1 OCTOBER 1948, Page 13


"The Winslow Boy." (Plaza.)—'The Weaker Sex." (Odeon, Marble Arch.)—" Noose." (Warner.) THE adaptation of Mr. Terence Rattigan'S play The Winslow Boy has been completely successful. It is based on the true story of Master Archer-Shee who, while serving as a naval cadet at Osborne in 1911, was accused of stealing a postal order for 5s. and dismissed the Service. He was aged fourteen and he was innocent. His father set out to clear his son's name, and after- years. of struggle with an

obstinate Admiralty and an occupied House of Commons he suc- ceeded, with the aid of Sir Edward Carson, in procuring a Petition of Right which enabled his son to sue the Admiralty as a private citizen and later to fight and win his case before the Lord Chief Justice.

The film deals almost exclusively with the effect this struggle had upon the boy's family ; shows how the ordinary peaceful life in a Wimbledon household was frayed, battered and impoverished by the cause it held so dear. We see Sir Cedric Hardwicke, a proud but loving father, ruining his health, his pocket and his family's hopes ; Miss Marie Lohr, a mother beginning to doubt after long years of pinching and scraping whether it is really worth it ; Miss Margaret Leighton losing her fiancé because his parents are scandalised by the notoriety ; Mr. Jack Watling, gay and pin-headed, leaving Oxford in order to earn some money, and Neil North, a boy blissfully unaware of the sacrifices being laid upon the altar of his innocence. These characters are played with great understanding, although I think Sir Cedric does not quite read into his lines the humour they deserve. As Sir Robert Morton, the eminent K.C., Mr. Robert Donat gives a brilliant and polished performance. Behind the suave, elegant facade one senses the passionate man, the Englishman who hides his light under a bushel of weary casualness to bring it forth like a flaming sword in defence of his convictions. He is excellent. There remains my favourite actress, Miss Kathleen Harrison, for whom I would barter a dozen glamorous, well-groomed, love-lorn and lovely stars. Her cockney maid is sterling, to the value of which no dollar can be compared. The direction, by Mr. Anthony Asquith, is worthy if unadventurous.

Another adaptation of a play, this time Miss Esther McCracken's No Medals, is not so successful. Although it is salutary to remember the part housewives played in the war, a part they are still playing in spite of advanced years, the lives of housewives are notoriously circumscribed, and the fact that they hardly ever get further from home than the fishmonger makes, photographically speaking, for stagnation. The camera can but rove from kitchen to dining-room, and although, of course, there is no reason why scenes of high dramatic content should not be played in these two rooms, in The Weaker Sex they are not. Everything, including the plums, is bottled up in a thoroughly pleasant English way. Though there is a certain charm in identifying oneself and one's family with the actors in this film, the lack of excitement or of anything unusual occurring eventu- ally sends one, as it so often does in real life, to sleep. Miss Ursula Jeans and Mr. Cecil Parker are admirable, and mercifully hold most of the stage, for the younger members of the cast, though willing, • are not at all able.

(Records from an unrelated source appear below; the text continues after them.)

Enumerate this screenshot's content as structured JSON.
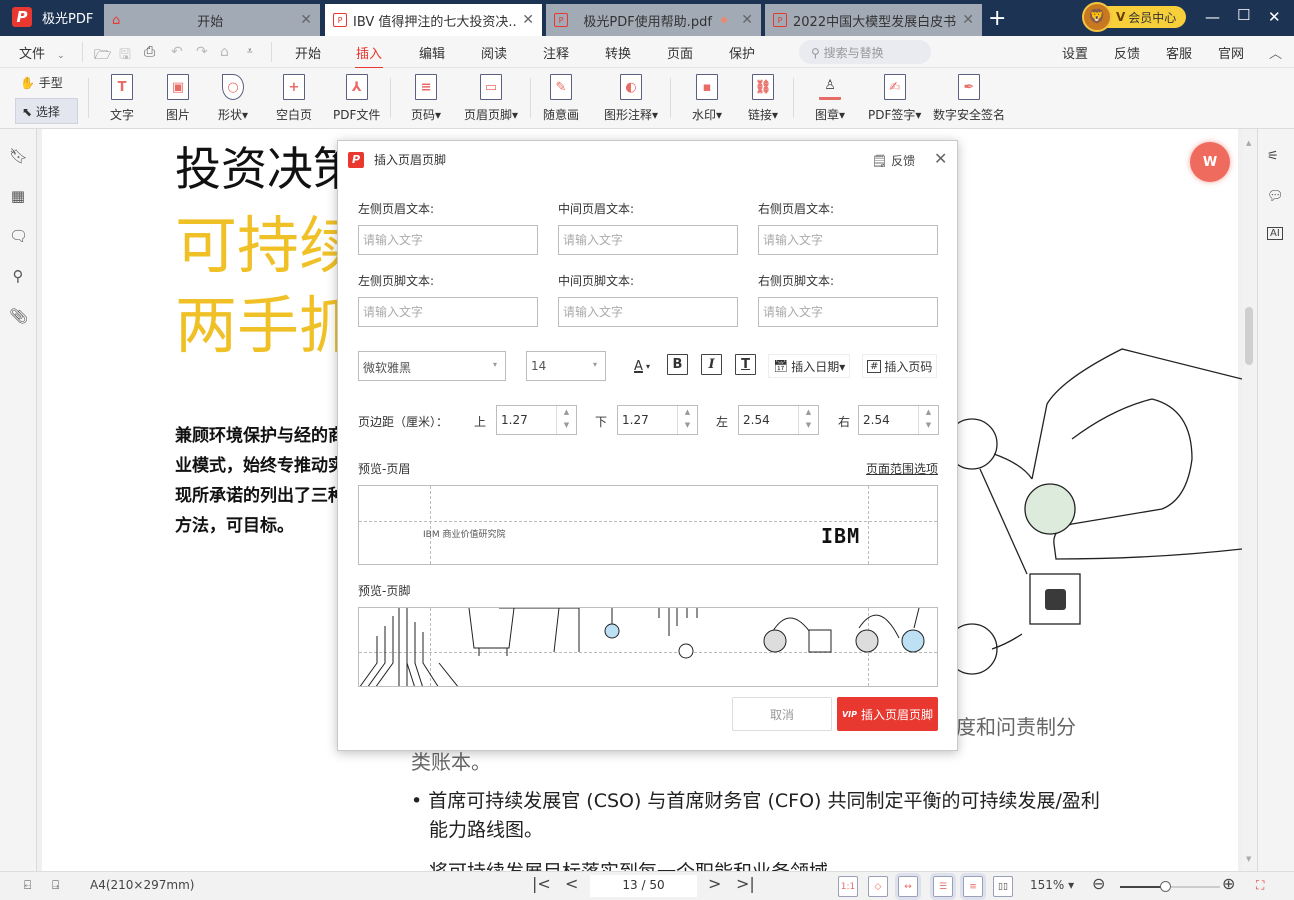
{
  "app": {
    "name": "极光PDF",
    "accent": "#e8382f",
    "titlebar_color": "#1c3353"
  },
  "tabs": [
    {
      "label": "开始",
      "icon": "home-icon",
      "active": false
    },
    {
      "label": "IBV 值得押注的七大投资决...",
      "icon": "pdf-icon",
      "active": true
    },
    {
      "label": "极光PDF使用帮助.pdf",
      "icon": "pdf-icon",
      "active": false,
      "unsaved": true
    },
    {
      "label": "2022中国大模型发展白皮书...",
      "icon": "pdf-icon",
      "active": false
    }
  ],
  "vip": {
    "label": "会员中心",
    "badge": "V"
  },
  "menu": {
    "file": "文件",
    "items": [
      "开始",
      "插入",
      "编辑",
      "阅读",
      "注释",
      "转换",
      "页面",
      "保护"
    ],
    "active": "插入",
    "search_placeholder": "搜索与替换",
    "right": [
      "设置",
      "反馈",
      "客服",
      "官网"
    ]
  },
  "ribbon": {
    "hand": "手型",
    "select": "选择",
    "buttons": [
      {
        "label": "文字",
        "icon": "text-icon"
      },
      {
        "label": "图片",
        "icon": "image-icon"
      },
      {
        "label": "形状▾",
        "icon": "shape-icon"
      },
      {
        "label": "空白页",
        "icon": "blank-page-icon"
      },
      {
        "label": "PDF文件",
        "icon": "pdf-file-icon"
      },
      {
        "label": "页码▾",
        "icon": "page-number-icon"
      },
      {
        "label": "页眉页脚▾",
        "icon": "header-footer-icon"
      },
      {
        "label": "随意画",
        "icon": "freehand-icon"
      },
      {
        "label": "图形注释▾",
        "icon": "shape-annotation-icon"
      },
      {
        "label": "水印▾",
        "icon": "watermark-icon"
      },
      {
        "label": "链接▾",
        "icon": "link-icon"
      },
      {
        "label": "图章▾",
        "icon": "stamp-icon"
      },
      {
        "label": "PDF签字▾",
        "icon": "signature-icon"
      },
      {
        "label": "数字安全签名",
        "icon": "digital-signature-icon"
      }
    ]
  },
  "document": {
    "heading_black": "投资决策",
    "heading_yellow_1": "可持续",
    "heading_yellow_2": "两手抓",
    "paragraph": "兼顾环境保护与经的商业模式，始终专推动实现所承诺的列出了三种方法，可目标。",
    "line_a": "度和问责制分",
    "line_b": "类账本。",
    "bullet_1": "首席可持续发展官 (CSO) 与首席财务官 (CFO) 共同制定平衡的可持续发展/盈利",
    "bullet_1b": "能力路线图。",
    "line_c": "将可持续发展目标落实到每一个职能和业务领域"
  },
  "dialog": {
    "title": "插入页眉页脚",
    "feedback": "反馈",
    "fields": {
      "header_left_label": "左侧页眉文本:",
      "header_center_label": "中间页眉文本:",
      "header_right_label": "右侧页眉文本:",
      "footer_left_label": "左侧页脚文本:",
      "footer_center_label": "中间页脚文本:",
      "footer_right_label": "右侧页脚文本:",
      "placeholder": "请输入文字"
    },
    "font": "微软雅黑",
    "font_size": "14",
    "insert_date": "插入日期▾",
    "insert_page_number": "插入页码",
    "margin_label": "页边距（厘米）：",
    "margins": {
      "top_label": "上",
      "top": "1.27",
      "bottom_label": "下",
      "bottom": "1.27",
      "left_label": "左",
      "left": "2.54",
      "right_label": "右",
      "right": "2.54"
    },
    "preview_header_label": "预览-页眉",
    "page_range_link": "页面范围选项",
    "preview_header_text": "IBM 商业价值研究院",
    "preview_header_logo": "IBM",
    "preview_footer_label": "预览-页脚",
    "cancel": "取消",
    "confirm": "插入页眉页脚",
    "confirm_badge": "VIP"
  },
  "status": {
    "page_size": "A4(210×297mm)",
    "page_display": "13 / 50",
    "current_page": 13,
    "total_pages": 50,
    "zoom": "151%",
    "zoom_slider_fraction": 0.45
  }
}
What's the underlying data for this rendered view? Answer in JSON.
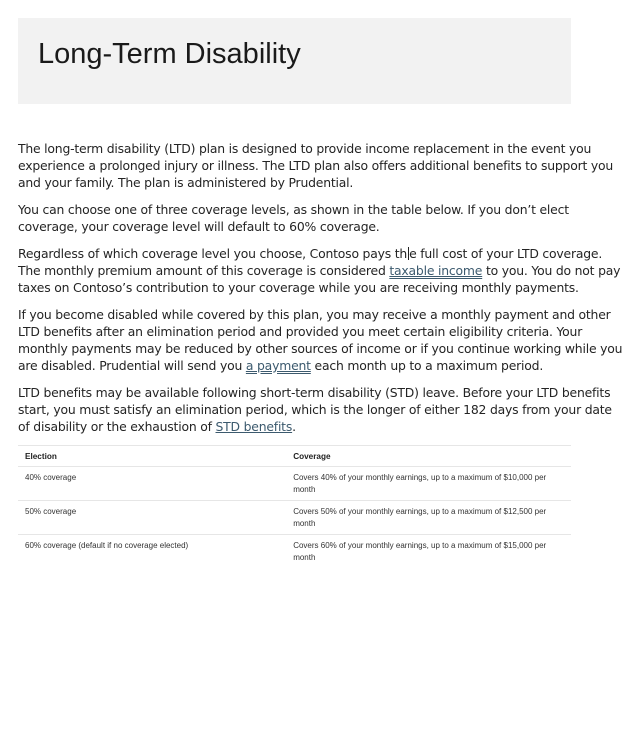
{
  "header": {
    "title": "Long-Term Disability"
  },
  "paragraphs": {
    "p1": {
      "l1": "The long-term disability (LTD) plan is designed to provide income replacement in the event you",
      "l2": "experience a prolonged injury or illness. The LTD plan also offers additional benefits to support you",
      "l3": "and your family. The plan is administered by Prudential."
    },
    "p2": {
      "l1": "You can choose one of three coverage levels, as shown in the table below. If you don’t elect",
      "l2": "coverage, your coverage level will default to 60% coverage."
    },
    "p3": {
      "l1a": "Regardless of which coverage level you choose, Contoso pays th",
      "l1b": "e full cost of your LTD coverage.",
      "l2a": "The monthly premium amount of this coverage is considered ",
      "link_taxable": "taxable income",
      "l2b": " to you. You do not pay",
      "l3": "taxes on Contoso’s contribution to your coverage while you are receiving monthly payments."
    },
    "p4": {
      "l1": "If you become disabled while covered by this plan, you may receive a monthly payment and other",
      "l2": "LTD benefits after an elimination period and provided you meet certain eligibility criteria. Your",
      "l3": "monthly payments may be reduced by other sources of income or if you continue working while you",
      "l4a": "are disabled. Prudential will send you ",
      "link_payment": "a payment",
      "l4b": " each month up to a maximum period."
    },
    "p5": {
      "l1": "LTD benefits may be available following short-term disability (STD) leave. Before your LTD benefits",
      "l2": "start, you must satisfy an elimination period, which is the longer of either 182 days from your date",
      "l3a": "of disability or the exhaustion of ",
      "link_std": "STD benefits",
      "l3b": "."
    }
  },
  "table": {
    "headers": {
      "election": "Election",
      "coverage": "Coverage"
    },
    "rows": [
      {
        "election": "40% coverage",
        "coverage_l1": "Covers 40% of your monthly earnings, up to a maximum of $10,000 per",
        "coverage_l2": "month"
      },
      {
        "election": "50% coverage",
        "coverage_l1": "Covers 50% of your monthly earnings, up to a maximum of $12,500 per",
        "coverage_l2": "month"
      },
      {
        "election": "60% coverage (default if no coverage elected)",
        "coverage_l1": "Covers 60% of your monthly earnings, up to a maximum of $15,000 per",
        "coverage_l2": "month"
      }
    ]
  },
  "colors": {
    "header_band": "#f2f2f2",
    "link": "#3c5a6e",
    "text": "#242424",
    "table_rule": "#e6e6e6"
  }
}
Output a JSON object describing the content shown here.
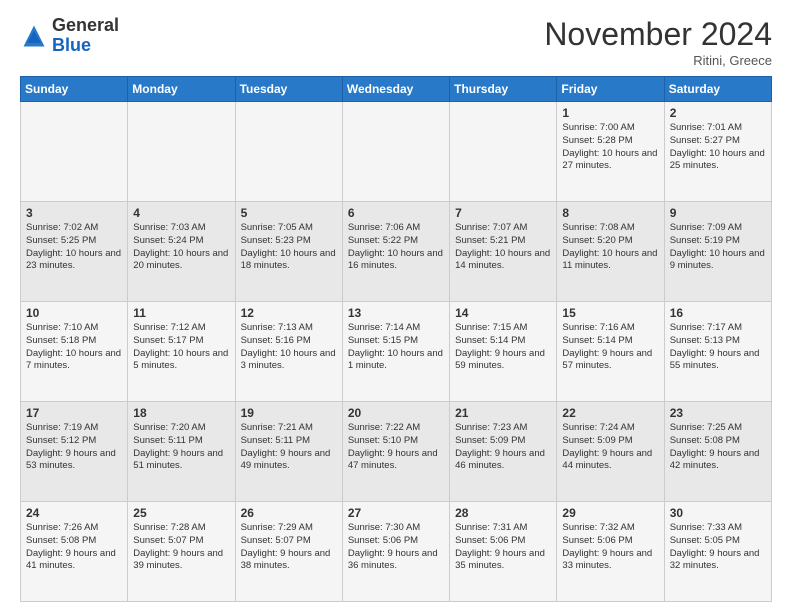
{
  "header": {
    "logo_general": "General",
    "logo_blue": "Blue",
    "month_title": "November 2024",
    "location": "Ritini, Greece"
  },
  "weekdays": [
    "Sunday",
    "Monday",
    "Tuesday",
    "Wednesday",
    "Thursday",
    "Friday",
    "Saturday"
  ],
  "weeks": [
    [
      {
        "day": "",
        "info": ""
      },
      {
        "day": "",
        "info": ""
      },
      {
        "day": "",
        "info": ""
      },
      {
        "day": "",
        "info": ""
      },
      {
        "day": "",
        "info": ""
      },
      {
        "day": "1",
        "info": "Sunrise: 7:00 AM\nSunset: 5:28 PM\nDaylight: 10 hours\nand 27 minutes."
      },
      {
        "day": "2",
        "info": "Sunrise: 7:01 AM\nSunset: 5:27 PM\nDaylight: 10 hours\nand 25 minutes."
      }
    ],
    [
      {
        "day": "3",
        "info": "Sunrise: 7:02 AM\nSunset: 5:25 PM\nDaylight: 10 hours\nand 23 minutes."
      },
      {
        "day": "4",
        "info": "Sunrise: 7:03 AM\nSunset: 5:24 PM\nDaylight: 10 hours\nand 20 minutes."
      },
      {
        "day": "5",
        "info": "Sunrise: 7:05 AM\nSunset: 5:23 PM\nDaylight: 10 hours\nand 18 minutes."
      },
      {
        "day": "6",
        "info": "Sunrise: 7:06 AM\nSunset: 5:22 PM\nDaylight: 10 hours\nand 16 minutes."
      },
      {
        "day": "7",
        "info": "Sunrise: 7:07 AM\nSunset: 5:21 PM\nDaylight: 10 hours\nand 14 minutes."
      },
      {
        "day": "8",
        "info": "Sunrise: 7:08 AM\nSunset: 5:20 PM\nDaylight: 10 hours\nand 11 minutes."
      },
      {
        "day": "9",
        "info": "Sunrise: 7:09 AM\nSunset: 5:19 PM\nDaylight: 10 hours\nand 9 minutes."
      }
    ],
    [
      {
        "day": "10",
        "info": "Sunrise: 7:10 AM\nSunset: 5:18 PM\nDaylight: 10 hours\nand 7 minutes."
      },
      {
        "day": "11",
        "info": "Sunrise: 7:12 AM\nSunset: 5:17 PM\nDaylight: 10 hours\nand 5 minutes."
      },
      {
        "day": "12",
        "info": "Sunrise: 7:13 AM\nSunset: 5:16 PM\nDaylight: 10 hours\nand 3 minutes."
      },
      {
        "day": "13",
        "info": "Sunrise: 7:14 AM\nSunset: 5:15 PM\nDaylight: 10 hours\nand 1 minute."
      },
      {
        "day": "14",
        "info": "Sunrise: 7:15 AM\nSunset: 5:14 PM\nDaylight: 9 hours\nand 59 minutes."
      },
      {
        "day": "15",
        "info": "Sunrise: 7:16 AM\nSunset: 5:14 PM\nDaylight: 9 hours\nand 57 minutes."
      },
      {
        "day": "16",
        "info": "Sunrise: 7:17 AM\nSunset: 5:13 PM\nDaylight: 9 hours\nand 55 minutes."
      }
    ],
    [
      {
        "day": "17",
        "info": "Sunrise: 7:19 AM\nSunset: 5:12 PM\nDaylight: 9 hours\nand 53 minutes."
      },
      {
        "day": "18",
        "info": "Sunrise: 7:20 AM\nSunset: 5:11 PM\nDaylight: 9 hours\nand 51 minutes."
      },
      {
        "day": "19",
        "info": "Sunrise: 7:21 AM\nSunset: 5:11 PM\nDaylight: 9 hours\nand 49 minutes."
      },
      {
        "day": "20",
        "info": "Sunrise: 7:22 AM\nSunset: 5:10 PM\nDaylight: 9 hours\nand 47 minutes."
      },
      {
        "day": "21",
        "info": "Sunrise: 7:23 AM\nSunset: 5:09 PM\nDaylight: 9 hours\nand 46 minutes."
      },
      {
        "day": "22",
        "info": "Sunrise: 7:24 AM\nSunset: 5:09 PM\nDaylight: 9 hours\nand 44 minutes."
      },
      {
        "day": "23",
        "info": "Sunrise: 7:25 AM\nSunset: 5:08 PM\nDaylight: 9 hours\nand 42 minutes."
      }
    ],
    [
      {
        "day": "24",
        "info": "Sunrise: 7:26 AM\nSunset: 5:08 PM\nDaylight: 9 hours\nand 41 minutes."
      },
      {
        "day": "25",
        "info": "Sunrise: 7:28 AM\nSunset: 5:07 PM\nDaylight: 9 hours\nand 39 minutes."
      },
      {
        "day": "26",
        "info": "Sunrise: 7:29 AM\nSunset: 5:07 PM\nDaylight: 9 hours\nand 38 minutes."
      },
      {
        "day": "27",
        "info": "Sunrise: 7:30 AM\nSunset: 5:06 PM\nDaylight: 9 hours\nand 36 minutes."
      },
      {
        "day": "28",
        "info": "Sunrise: 7:31 AM\nSunset: 5:06 PM\nDaylight: 9 hours\nand 35 minutes."
      },
      {
        "day": "29",
        "info": "Sunrise: 7:32 AM\nSunset: 5:06 PM\nDaylight: 9 hours\nand 33 minutes."
      },
      {
        "day": "30",
        "info": "Sunrise: 7:33 AM\nSunset: 5:05 PM\nDaylight: 9 hours\nand 32 minutes."
      }
    ]
  ]
}
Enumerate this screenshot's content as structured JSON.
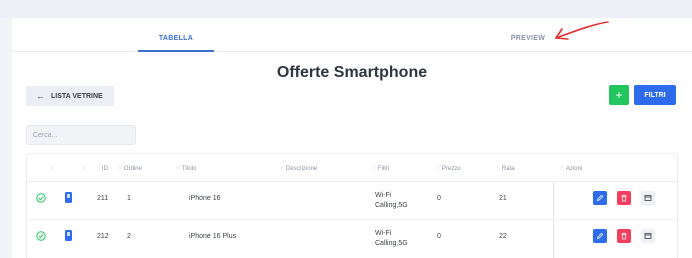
{
  "tabs": {
    "table": "TABELLA",
    "preview": "PREVIEW"
  },
  "page": {
    "title": "Offerte Smartphone"
  },
  "toolbar": {
    "back_label": "LISTA VETRINE",
    "add_label": "+",
    "filter_label": "FILTRI"
  },
  "search": {
    "placeholder": "Cerca..."
  },
  "table": {
    "columns": [
      "",
      "",
      "ID",
      "Ordine",
      "Titolo",
      "Descrizione",
      "Filtri",
      "Prezzo",
      "Rata",
      "Azioni"
    ],
    "rows": [
      {
        "id": "211",
        "ordine": "1",
        "titolo": "iPhone 16",
        "descrizione": "",
        "filtri_line1": "Wi-Fi",
        "filtri_line2": "Calling,5G",
        "prezzo": "0",
        "rata": "21"
      },
      {
        "id": "212",
        "ordine": "2",
        "titolo": "iPhone 16 Plus",
        "descrizione": "",
        "filtri_line1": "Wi-Fi",
        "filtri_line2": "Calling,5G",
        "prezzo": "0",
        "rata": "22"
      }
    ]
  },
  "colors": {
    "accent": "#2f6bed",
    "success": "#22c55e",
    "danger": "#f43f5e",
    "annotation": "#e03131"
  }
}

Noose is a comedy thriller with Miss Carole Landis, Mr. Derek Farr and Mr. Stanley Holloway ranged on the side of virtue, and Mr. Joseph Calleia and Mr. Nigel Patrick on the side of vice. Although most of the characters cannot for the life of them make up their mind whether to be comic or thrilling, there is one outstanding performance about which there can be no doubt. Mr. Patrick's spiv is extremely funny, his manner, clothes and frivolous patter done to perfection and his dealings in a vast black-market concern regrettably endearing.

For his sake alone the-film merits success. VIRGINIA GRAHAM.